Pullman High School faces aftermath of sexual assault report

Pullman PD investigation is still ongoing; PHS encourages students to use counselors, ATVP

Pullman+High+School+students+walked+out+Sept.+23+in+response+to+the+schools+handling+of+the+sexual+assault+report.

CATHERINE CIBOTTI

Pullman High School students walked out Sept. 23 in response to the school’s handling of the sexual assault report.

JOSIAH PIKE, Evergreen reporter

Trigger warning: This article contains details about sexual assault that may be triggering for some readers.

Following a report of sexual assault at Pullman High School, staff have attempted to provide safety and resources, but a student says she has seen little change after the initial report.

A Pullman High School student reported she was sexually assaulted on school grounds by another student, said Superintendent Bob Maxwell. 

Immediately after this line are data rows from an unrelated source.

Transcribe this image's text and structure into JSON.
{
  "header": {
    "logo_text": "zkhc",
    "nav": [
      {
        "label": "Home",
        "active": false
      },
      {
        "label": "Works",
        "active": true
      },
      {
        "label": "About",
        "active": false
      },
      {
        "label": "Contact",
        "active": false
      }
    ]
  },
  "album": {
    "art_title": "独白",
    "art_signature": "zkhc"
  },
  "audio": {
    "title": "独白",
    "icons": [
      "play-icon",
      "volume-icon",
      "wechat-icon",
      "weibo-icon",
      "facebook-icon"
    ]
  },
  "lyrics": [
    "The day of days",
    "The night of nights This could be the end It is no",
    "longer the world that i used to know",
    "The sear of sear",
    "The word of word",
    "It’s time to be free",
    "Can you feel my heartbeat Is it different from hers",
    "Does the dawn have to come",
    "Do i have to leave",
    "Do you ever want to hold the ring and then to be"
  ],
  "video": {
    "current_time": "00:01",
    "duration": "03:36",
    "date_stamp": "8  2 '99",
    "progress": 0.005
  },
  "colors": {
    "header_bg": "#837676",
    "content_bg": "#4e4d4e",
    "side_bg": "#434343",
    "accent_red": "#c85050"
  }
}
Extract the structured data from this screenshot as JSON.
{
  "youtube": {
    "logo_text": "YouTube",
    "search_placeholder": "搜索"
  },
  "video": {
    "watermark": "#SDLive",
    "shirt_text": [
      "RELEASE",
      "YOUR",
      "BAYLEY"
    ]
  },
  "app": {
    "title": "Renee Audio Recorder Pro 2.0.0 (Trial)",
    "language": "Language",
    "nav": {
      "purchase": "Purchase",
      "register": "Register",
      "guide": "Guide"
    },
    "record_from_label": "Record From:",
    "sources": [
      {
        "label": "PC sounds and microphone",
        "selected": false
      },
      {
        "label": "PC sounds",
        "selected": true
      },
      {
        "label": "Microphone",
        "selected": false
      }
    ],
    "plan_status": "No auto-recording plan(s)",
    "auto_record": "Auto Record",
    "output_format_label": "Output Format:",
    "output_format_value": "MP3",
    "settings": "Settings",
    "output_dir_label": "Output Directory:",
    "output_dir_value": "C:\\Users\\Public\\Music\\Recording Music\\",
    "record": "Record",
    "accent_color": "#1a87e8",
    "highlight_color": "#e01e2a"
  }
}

“We take any allegation seriously,” he said. 

Aaron Breshears, Pullman Police Department operations commander, said the incident was reported to Pullman PD about a week after it had happened. An investigation began the day the incident was reported, but because it is still ongoing, Pullman PD can not make any comments on its progress.

Maxwell said there had been multiple social media posts that spread misinformation about the incident, including one stating PHS took no further action in response to the incident.

Many students initially found out about the report from a Facebook post on Sept. 20 in a private group from the student’s father, said PHS senior Jade Dodson.

The post, which is still available on Facebook, states a PHS junior who has raped freshman girls, including the poster’s 14-year-old daughter, was still following the student around PHS without repercussion after the report, according to the post. 

In the wake of the report, students have been encouraged to reach out to counseling staff and Alternatives to Violence of the Palouse to seek advice and counsel, Maxwell said.

ATVP is often a resource brought in or recommended by schools in similar situations, said Katrina Critchfield, ATVP’s coordinator for sexual assault services.

“We often also do lessons or presentations within the school on violence prevention topics, fostering strong communication, talking about consent and health boundaries,” Critchfield said.

Critchfield said ATVP’s services are free and confidential, with information given to them not reported to anyone unless it falls under the category of mandatory reporting.

The easiest way of contacting ATVP is through their 24/7 hotline or their website, she said. The main message people should hear in the aftermath of the incident is that people should reach out to get help if they are concerned as soon as possible.

“Our primary message is survivors have every right to have their voice heard and reach out when they need it,” Critchfield said. “There’s absolutely no shame or judgment in reaching out.”

The ultimate message the administration has been trying to communicate to students is to let a member of staff know if they feel unsafe, Maxwell said.

“I think it’s something we want to make sure we’re raising awareness about. We do take it very seriously,” he said.

Dodson said she was unimpressed with the school’s response.

“I’ve heard a lot of stories about students going to the counselors and nothing ever comes of it,” she said. “That makes it kind of hard to reach out.”

In response to the school’s handling of the incident, students participated in a walkout from 9:15 a.m. – 1 p.m. on Sept. 23, primarily organized by PHS senior Lilly Chalmers. 

“Originally we were just going to walk outside the school and start chanting but I think some of the students were a little bit nervous about going out,” she said. “We started walking and some people joined. We ended up all the way downtown.”

The walkout was meant to show the school’s administration that students wanted to feel more supported and safer at school, but since then, there has been little change, Dodson said. 

Along with raising awareness of the incident at PHS, the students also walked out to encourage the administration to meet other demands relating to making students feel more comfortable at PHS, which have not yet been met. 

“One of them was we wanted our doors back in the bathrooms,” she said. “That was ignored and now we have teachers standing outside the bathroom and watching students go in which is very uncomfortable.”

The other demands that were not met were to eliminate the rule that students can not go to the bathroom 10 minutes before or after class starts and to allow students to take their cellphones with them to the bathroom, she said.

Dodson said while there are teachers who are supportive of what students are going through, the biggest problem since the incident occurred is that there are many staff members who are not.

“I think the school is sending out emails to make the students feel better about it, but they’re not really changing anything,” Dodson said.